Darin, I will check out the site. Talked to my friend a little while ago and he beat the armature out of the motor and is going to see if he can find someone to repair it. Told him that it would probable be better to go 3 phase and VFD but he wants to see what it will cost to get it fixed. We will see what happens.

Thanks to everyone for their help.


john hobdeclipe
09-01-2006, 11:09 PM
Your lathe may be different, but on my Emco Mentor 10 (V10P) the motor is arranged with the fan on the extreme left end of the shaft, outboard of the drive pulley. I think this was done to keep from drawing swarf, coolant, and dirt onto the motor. It probably requires a longer than normal shaft on that end.

Blue Ridge Machinery may be able to help.


09-02-2006, 12:33 AM
John, it is set up the way you describe. I think that any aftermarket motor will have to have the shaft modified to use the original cog pulley which consists of two washers and an open cog pulley section.


09-02-2006, 12:35 PM
"115 Volts KW .45/.28"
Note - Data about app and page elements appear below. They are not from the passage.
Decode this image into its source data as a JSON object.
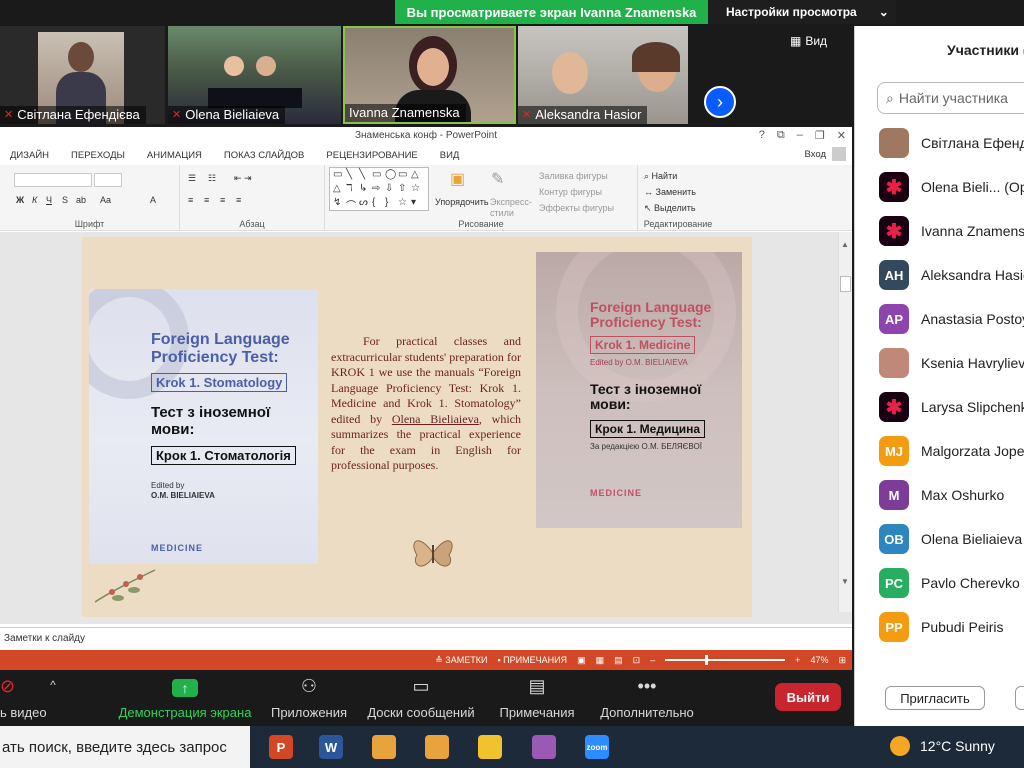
{
  "share": {
    "banner": "Вы просматриваете экран Ivanna Znamenska",
    "view_settings": "Настройки просмотра"
  },
  "video_strip": {
    "tiles": [
      {
        "name": "Світлана Ефендієва"
      },
      {
        "name": "Olena Bieliaieva"
      },
      {
        "name": "Ivanna Znamenska"
      },
      {
        "name": "Aleksandra Hasior"
      }
    ],
    "view_label": "Вид"
  },
  "ppt": {
    "window_title": "Знаменська конф - PowerPoint",
    "tabs": [
      "ДИЗАЙН",
      "ПЕРЕХОДЫ",
      "АНИМАЦИЯ",
      "ПОКАЗ СЛАЙДОВ",
      "РЕЦЕНЗИРОВАНИЕ",
      "ВИД"
    ],
    "login": "Вход",
    "ribbon": {
      "groups": [
        "Шрифт",
        "Абзац",
        "Рисование",
        "Редактирование"
      ],
      "arrange": "Упорядочить",
      "express_styles": "Экспресс-стили",
      "fill": "Заливка фигуры",
      "outline": "Контур фигуры",
      "effects": "Эффекты фигуры",
      "find": "Найти",
      "replace": "Заменить",
      "select": "Выделить"
    },
    "slide": {
      "book_left": {
        "title_en": "Foreign Language Proficiency Test:",
        "tag_en": "Krok 1. Stomatology",
        "title_uk": "Тест з іноземної мови:",
        "tag_uk": "Крок 1. Стоматологія",
        "editor_label": "Edited by",
        "editor": "O.M. BIELIAIEVA",
        "brand": "MEDICINE"
      },
      "book_right": {
        "title_en": "Foreign Language Proficiency Test:",
        "tag_en": "Krok 1. Medicine",
        "edited": "Edited by O.M. BIELIAIEVA",
        "title_uk": "Тест з іноземної мови:",
        "tag_uk": "Крок 1. Медицина",
        "edited_uk": "За редакцією О.М. БЕЛЯЄВОЇ",
        "brand": "MEDICINE"
      },
      "text_before": "For practical classes and extracurricular students' preparation for KROK 1 we use the manuals “Foreign Language Proficiency Test: Krok 1. Medicine and Krok 1. Stomatology” edited by ",
      "text_link": "Olena Bieliaieva",
      "text_after": ", which summarizes the practical experience for the exam in English for professional purposes."
    },
    "notes_label": "Заметки к слайду",
    "status": {
      "notes": "ЗАМЕТКИ",
      "comments": "ПРИМЕЧАНИЯ",
      "zoom": "47%"
    }
  },
  "toolbar": {
    "video": "ь видео",
    "share": "Демонстрация экрана",
    "apps": "Приложения",
    "boards": "Доски сообщений",
    "notes": "Примечания",
    "more": "Дополнительно",
    "leave": "Выйти"
  },
  "participants": {
    "title": "Участники (",
    "search_placeholder": "Найти участника",
    "items": [
      {
        "name": "Світлана Ефендієва",
        "initials": "",
        "color": "#a07860"
      },
      {
        "name": "Olena Bieli...  (Op",
        "initials": "",
        "color": "#1a0010"
      },
      {
        "name": "Ivanna Znamensk",
        "initials": "",
        "color": "#1a0010"
      },
      {
        "name": "Aleksandra Hasic",
        "initials": "AH",
        "color": "#34495e"
      },
      {
        "name": "Anastasia Postoy",
        "initials": "AP",
        "color": "#8e44ad"
      },
      {
        "name": "Ksenia Havrylieva",
        "initials": "",
        "color": "#c08878"
      },
      {
        "name": "Larysa Slipchenko",
        "initials": "",
        "color": "#1a0010"
      },
      {
        "name": "Malgorzata Jope",
        "initials": "MJ",
        "color": "#f39c12"
      },
      {
        "name": "Max Oshurko",
        "initials": "M",
        "color": "#7d3c98"
      },
      {
        "name": "Olena Bieliaieva",
        "initials": "OB",
        "color": "#2e86c1"
      },
      {
        "name": "Pavlo Cherevko",
        "initials": "PC",
        "color": "#27ae60"
      },
      {
        "name": "Pubudi Peiris",
        "initials": "PP",
        "color": "#f39c12"
      }
    ],
    "invite": "Пригласить"
  },
  "taskbar": {
    "search_text": "ать поиск, введите здесь запрос",
    "apps": [
      {
        "label": "P",
        "color": "#d24726"
      },
      {
        "label": "W",
        "color": "#2b579a"
      },
      {
        "label": "",
        "color": "#e8a33d"
      },
      {
        "label": "",
        "color": "#e8a33d"
      },
      {
        "label": "",
        "color": "#f2c12e"
      },
      {
        "label": "",
        "color": "#9b59b6"
      },
      {
        "label": "zoom",
        "color": "#2d8cff"
      }
    ],
    "weather": "12°C  Sunny"
  }
}
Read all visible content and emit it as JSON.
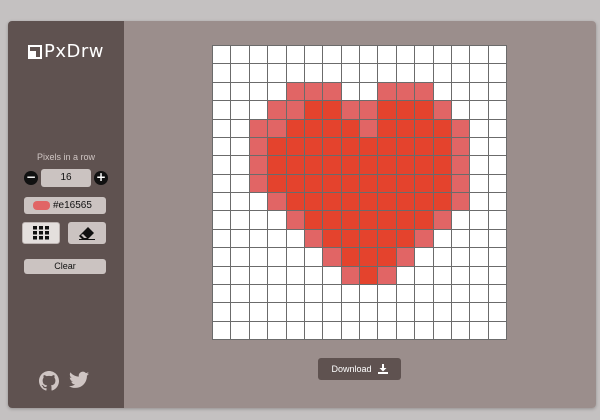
{
  "app": {
    "logo_text": "PxDrw"
  },
  "sidebar": {
    "pixels_label": "Pixels in a row",
    "pixels_value": "16",
    "color_hex": "#e16565",
    "clear_label": "Clear",
    "active_tool": "pencil-grid"
  },
  "canvas": {
    "size": 16,
    "empty_color": "#ffffff",
    "grid_line_color": "#6b6b6b",
    "palette": {
      "1": "#e16565",
      "2": "#e4432d"
    },
    "rows": [
      "0000000000000000",
      "0000000000000000",
      "0000111001110000",
      "0001122112221000",
      "0011222212222100",
      "0012222222222100",
      "0012222222222100",
      "0012222222222100",
      "0001222222222100",
      "0000122222221000",
      "0000012222210000",
      "0000001222100000",
      "0000000121000000",
      "0000000000000000",
      "0000000000000000",
      "0000000000000000"
    ]
  },
  "main": {
    "download_label": "Download"
  },
  "icons": {
    "github": "github-icon",
    "twitter": "twitter-icon",
    "download": "download-icon",
    "grid": "grid-icon",
    "eraser": "eraser-icon",
    "minus": "minus-icon",
    "plus": "plus-icon"
  }
}
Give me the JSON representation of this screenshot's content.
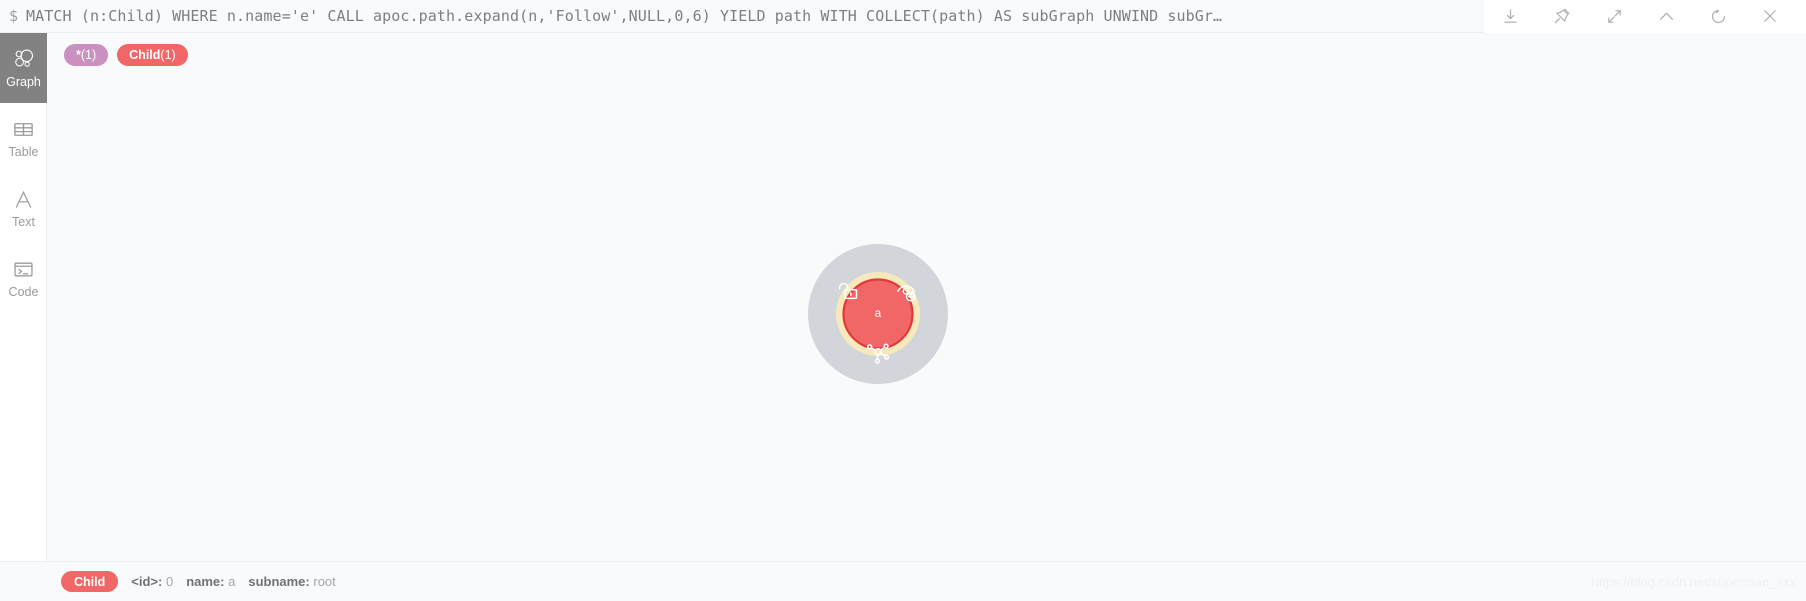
{
  "query_bar": {
    "prompt": "$",
    "query": "MATCH (n:Child) WHERE n.name='e' CALL apoc.path.expand(n,'Follow',NULL,0,6) YIELD path WITH COLLECT(path) AS subGraph UNWIND subGr…",
    "actions": [
      {
        "name": "download-icon",
        "label": "Download"
      },
      {
        "name": "pin-icon",
        "label": "Pin"
      },
      {
        "name": "expand-icon",
        "label": "Fullscreen"
      },
      {
        "name": "chevron-up-icon",
        "label": "Collapse"
      },
      {
        "name": "refresh-icon",
        "label": "Rerun"
      },
      {
        "name": "close-icon",
        "label": "Close"
      }
    ]
  },
  "sidebar": {
    "items": [
      {
        "label": "Graph",
        "icon": "graph-icon",
        "active": true
      },
      {
        "label": "Table",
        "icon": "table-icon",
        "active": false
      },
      {
        "label": "Text",
        "icon": "text-icon",
        "active": false
      },
      {
        "label": "Code",
        "icon": "code-icon",
        "active": false
      }
    ]
  },
  "legend": {
    "chips": [
      {
        "name": "*",
        "count": "(1)",
        "color": "#c990c0"
      },
      {
        "name": "Child",
        "count": "(1)",
        "color": "#f16667"
      }
    ]
  },
  "graph": {
    "background": "#f9fafc",
    "selected_node": {
      "caption": "a",
      "fill": "#f16667",
      "stroke": "#e0393a",
      "halo": "#f8e9bd"
    },
    "context_menu": {
      "ring_color": "#d2d5da",
      "segments": [
        {
          "name": "unlock-icon",
          "label": "Unlock"
        },
        {
          "name": "hide-node-icon",
          "label": "Dismiss"
        },
        {
          "name": "expand-relationships-icon",
          "label": "Expand / Collapse child relationships"
        }
      ]
    }
  },
  "footer": {
    "chip": "Child",
    "properties": [
      {
        "key": "<id>:",
        "value": "0"
      },
      {
        "key": "name:",
        "value": "a"
      },
      {
        "key": "subname:",
        "value": "root"
      }
    ],
    "watermark": "https://blog.csdn.net/superman_xxx"
  }
}
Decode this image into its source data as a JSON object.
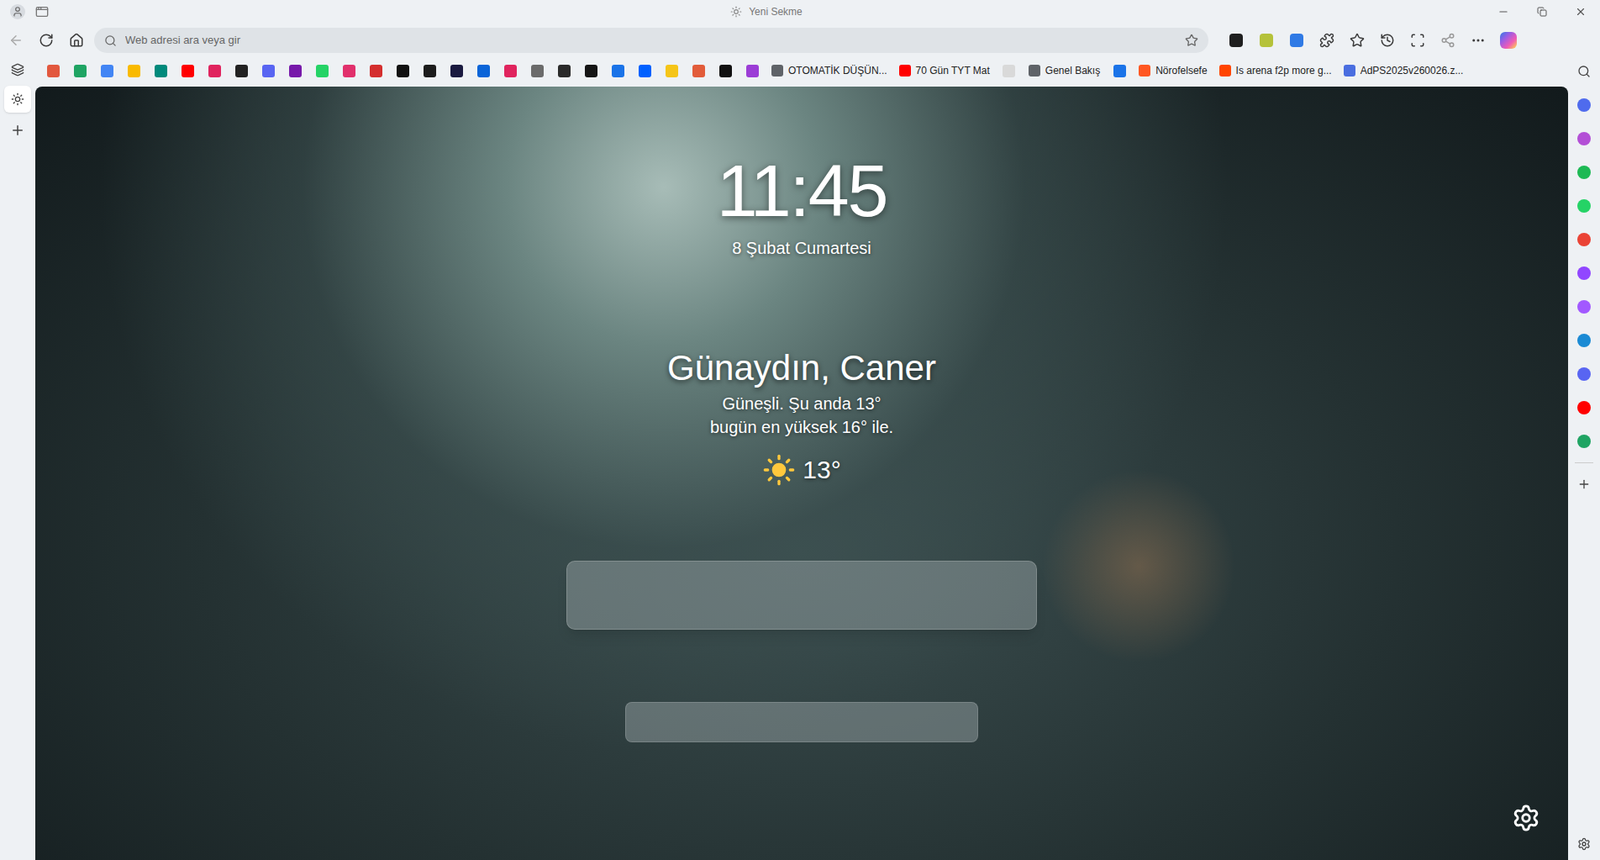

This is the HP figure for this motor. I believe the Emco 220 volt motor doubled this rating, .45 KW = 450/746 watts or about 2/3 HP. 280 watts = about 3/8 HP for the 110 volt version so any motor that fit the location will work provided it has sufficient HP.

If it was one of my machines, I have two Emco lathes, I would retrofit a surplus treadmill motor like the ones sold at the Surplus Center for the original motor.

I've build machines with these and they work wonderfully well. I designed a bandsaw and the variable speed allow me to contour the blade speed to the work with the plus of maintaining almost full power torque.

Rob Dee